Records shown.
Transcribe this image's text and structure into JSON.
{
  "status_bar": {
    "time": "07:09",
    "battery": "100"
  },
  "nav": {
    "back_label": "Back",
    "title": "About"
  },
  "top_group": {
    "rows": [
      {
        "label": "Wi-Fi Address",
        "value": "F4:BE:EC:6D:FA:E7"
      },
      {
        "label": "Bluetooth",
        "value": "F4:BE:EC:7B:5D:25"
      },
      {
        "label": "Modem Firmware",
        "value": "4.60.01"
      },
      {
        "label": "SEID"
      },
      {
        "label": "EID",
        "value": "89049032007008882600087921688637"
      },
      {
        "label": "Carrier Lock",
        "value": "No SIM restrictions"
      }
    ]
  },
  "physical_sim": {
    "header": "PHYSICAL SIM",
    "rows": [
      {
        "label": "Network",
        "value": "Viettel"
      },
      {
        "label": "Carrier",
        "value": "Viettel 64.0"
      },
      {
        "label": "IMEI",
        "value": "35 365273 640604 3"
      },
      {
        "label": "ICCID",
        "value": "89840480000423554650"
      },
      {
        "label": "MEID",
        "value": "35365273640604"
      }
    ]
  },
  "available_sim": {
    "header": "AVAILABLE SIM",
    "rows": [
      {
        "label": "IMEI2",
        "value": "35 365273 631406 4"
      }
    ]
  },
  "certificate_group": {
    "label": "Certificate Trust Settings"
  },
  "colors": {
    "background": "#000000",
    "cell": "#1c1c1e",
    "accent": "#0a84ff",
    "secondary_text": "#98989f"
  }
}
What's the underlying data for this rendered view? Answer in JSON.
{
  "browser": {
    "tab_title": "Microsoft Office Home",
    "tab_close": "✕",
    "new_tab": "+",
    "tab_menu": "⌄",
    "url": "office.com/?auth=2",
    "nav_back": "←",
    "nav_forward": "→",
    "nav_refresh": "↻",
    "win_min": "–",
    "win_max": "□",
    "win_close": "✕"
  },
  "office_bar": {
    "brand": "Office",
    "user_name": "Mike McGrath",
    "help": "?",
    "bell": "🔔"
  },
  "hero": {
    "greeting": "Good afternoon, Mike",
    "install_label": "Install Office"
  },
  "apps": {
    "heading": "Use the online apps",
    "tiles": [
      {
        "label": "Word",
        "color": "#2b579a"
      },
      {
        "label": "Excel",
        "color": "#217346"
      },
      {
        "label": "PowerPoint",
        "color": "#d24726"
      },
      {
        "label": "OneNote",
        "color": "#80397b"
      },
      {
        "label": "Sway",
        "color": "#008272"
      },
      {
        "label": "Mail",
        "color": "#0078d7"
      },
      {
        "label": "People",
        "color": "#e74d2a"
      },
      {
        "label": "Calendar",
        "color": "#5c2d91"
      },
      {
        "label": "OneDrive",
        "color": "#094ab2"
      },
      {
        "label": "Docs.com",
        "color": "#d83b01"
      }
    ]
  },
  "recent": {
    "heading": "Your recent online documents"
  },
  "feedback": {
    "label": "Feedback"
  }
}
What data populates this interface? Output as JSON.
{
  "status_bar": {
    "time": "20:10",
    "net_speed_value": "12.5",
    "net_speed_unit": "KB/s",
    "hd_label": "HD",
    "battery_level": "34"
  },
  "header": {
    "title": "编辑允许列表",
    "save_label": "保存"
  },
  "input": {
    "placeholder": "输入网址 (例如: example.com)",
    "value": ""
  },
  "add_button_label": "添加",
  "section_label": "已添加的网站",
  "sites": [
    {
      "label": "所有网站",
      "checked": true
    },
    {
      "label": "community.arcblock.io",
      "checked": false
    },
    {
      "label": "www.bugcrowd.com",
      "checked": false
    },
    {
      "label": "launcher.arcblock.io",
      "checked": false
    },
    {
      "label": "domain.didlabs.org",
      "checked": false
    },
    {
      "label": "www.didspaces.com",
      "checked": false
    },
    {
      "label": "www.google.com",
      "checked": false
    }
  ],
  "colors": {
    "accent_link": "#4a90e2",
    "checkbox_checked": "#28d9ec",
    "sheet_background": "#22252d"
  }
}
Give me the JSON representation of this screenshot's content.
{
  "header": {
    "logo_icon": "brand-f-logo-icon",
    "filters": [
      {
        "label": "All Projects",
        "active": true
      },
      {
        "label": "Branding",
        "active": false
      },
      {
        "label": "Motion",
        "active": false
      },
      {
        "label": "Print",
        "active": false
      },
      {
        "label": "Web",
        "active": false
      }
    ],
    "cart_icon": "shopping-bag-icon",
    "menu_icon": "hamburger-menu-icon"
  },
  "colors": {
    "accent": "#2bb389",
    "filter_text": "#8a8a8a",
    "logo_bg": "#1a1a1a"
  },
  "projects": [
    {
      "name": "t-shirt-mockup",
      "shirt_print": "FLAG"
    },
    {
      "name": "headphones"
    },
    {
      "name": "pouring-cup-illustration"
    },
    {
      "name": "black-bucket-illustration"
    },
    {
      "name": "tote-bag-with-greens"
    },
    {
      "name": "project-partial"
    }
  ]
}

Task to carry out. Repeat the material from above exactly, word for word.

Your solution.
Transcribe this image's text and structure into JSON.
{
  "status_bar": {
    "time": "07:09",
    "battery": "100"
  },
  "nav": {
    "back_label": "Back",
    "title": "About"
  },
  "top_group": {
    "rows": [
      {
        "label": "Wi-Fi Address",
        "value": "F4:BE:EC:6D:FA:E7"
      },
      {
        "label": "Bluetooth",
        "value": "F4:BE:EC:7B:5D:25"
      },
      {
        "label": "Modem Firmware",
        "value": "4.60.01"
      },
      {
        "label": "SEID"
      },
      {
        "label": "EID",
        "value": "89049032007008882600087921688637"
      },
      {
        "label": "Carrier Lock",
        "value": "No SIM restrictions"
      }
    ]
  },
  "physical_sim": {
    "header": "PHYSICAL SIM",
    "rows": [
      {
        "label": "Network",
        "value": "Viettel"
      },
      {
        "label": "Carrier",
        "value": "Viettel 64.0"
      },
      {
        "label": "IMEI",
        "value": "35 365273 640604 3"
      },
      {
        "label": "ICCID",
        "value": "89840480000423554650"
      },
      {
        "label": "MEID",
        "value": "35365273640604"
      }
    ]
  },
  "available_sim": {
    "header": "AVAILABLE SIM",
    "rows": [
      {
        "label": "IMEI2",
        "value": "35 365273 631406 4"
      }
    ]
  },
  "certificate_group": {
    "label": "Certificate Trust Settings"
  },
  "colors": {
    "background": "#000000",
    "cell": "#1c1c1e",
    "accent": "#0a84ff",
    "secondary_text": "#98989f"
  }
}
What's the underlying data for this rendered view? Answer in JSON.
{
  "browser": {
    "tab_title": "Microsoft Office Home",
    "tab_close": "✕",
    "new_tab": "+",
    "tab_menu": "⌄",
    "url": "office.com/?auth=2",
    "nav_back": "←",
    "nav_forward": "→",
    "nav_refresh": "↻",
    "win_min": "–",
    "win_max": "□",
    "win_close": "✕"
  },
  "office_bar": {
    "brand": "Office",
    "user_name": "Mike McGrath",
    "help": "?",
    "bell": "🔔"
  },
  "hero": {
    "greeting": "Good afternoon, Mike",
    "install_label": "Install Office"
  },
  "apps": {
    "heading": "Use the online apps",
    "tiles": [
      {
        "label": "Word",
        "color": "#2b579a"
      },
      {
        "label": "Excel",
        "color": "#217346"
      },
      {
        "label": "PowerPoint",
        "color": "#d24726"
      },
      {
        "label": "OneNote",
        "color": "#80397b"
      },
      {
        "label": "Sway",
        "color": "#008272"
      },
      {
        "label": "Mail",
        "color": "#0078d7"
      },
      {
        "label": "People",
        "color": "#e74d2a"
      },
      {
        "label": "Calendar",
        "color": "#5c2d91"
      },
      {
        "label": "OneDrive",
        "color": "#094ab2"
      },
      {
        "label": "Docs.com",
        "color": "#d83b01"
      }
    ]
  },
  "recent": {
    "heading": "Your recent online documents"
  },
  "feedback": {
    "label": "Feedback"
  }
}
What data populates this interface? Output as JSON.
{
  "status_bar": {
    "time": "20:10",
    "net_speed_value": "12.5",
    "net_speed_unit": "KB/s",
    "hd_label": "HD",
    "battery_level": "34"
  },
  "header": {
    "title": "编辑允许列表",
    "save_label": "保存"
  },
  "input": {
    "placeholder": "输入网址 (例如: example.com)",
    "value": ""
  },
  "add_button_label": "添加",
  "section_label": "已添加的网站",
  "sites": [
    {
      "label": "所有网站",
      "checked": true
    },
    {
      "label": "community.arcblock.io",
      "checked": false
    },
    {
      "label": "www.bugcrowd.com",
      "checked": false
    },
    {
      "label": "launcher.arcblock.io",
      "checked": false
    },
    {
      "label": "domain.didlabs.org",
      "checked": false
    },
    {
      "label": "www.didspaces.com",
      "checked": false
    },
    {
      "label": "www.google.com",
      "checked": false
    }
  ],
  "colors": {
    "accent_link": "#4a90e2",
    "checkbox_checked": "#28d9ec",
    "sheet_background": "#22252d"
  }
}
Give me the JSON representation of this screenshot's content.
{
  "header": {
    "logo_icon": "brand-f-logo-icon",
    "filters": [
      {
        "label": "All Projects",
        "active": true
      },
      {
        "label": "Branding",
        "active": false
      },
      {
        "label": "Motion",
        "active": false
      },
      {
        "label": "Print",
        "active": false
      },
      {
        "label": "Web",
        "active": false
      }
    ],
    "cart_icon": "shopping-bag-icon",
    "menu_icon": "hamburger-menu-icon"
  },
  "colors": {
    "accent": "#2bb389",
    "filter_text": "#8a8a8a",
    "logo_bg": "#1a1a1a"
  },
  "projects": [
    {
      "name": "t-shirt-mockup",
      "shirt_print": "FLAG"
    },
    {
      "name": "headphones"
    },
    {
      "name": "pouring-cup-illustration"
    },
    {
      "name": "black-bucket-illustration"
    },
    {
      "name": "tote-bag-with-greens"
    },
    {
      "name": "project-partial"
    }
  ]
}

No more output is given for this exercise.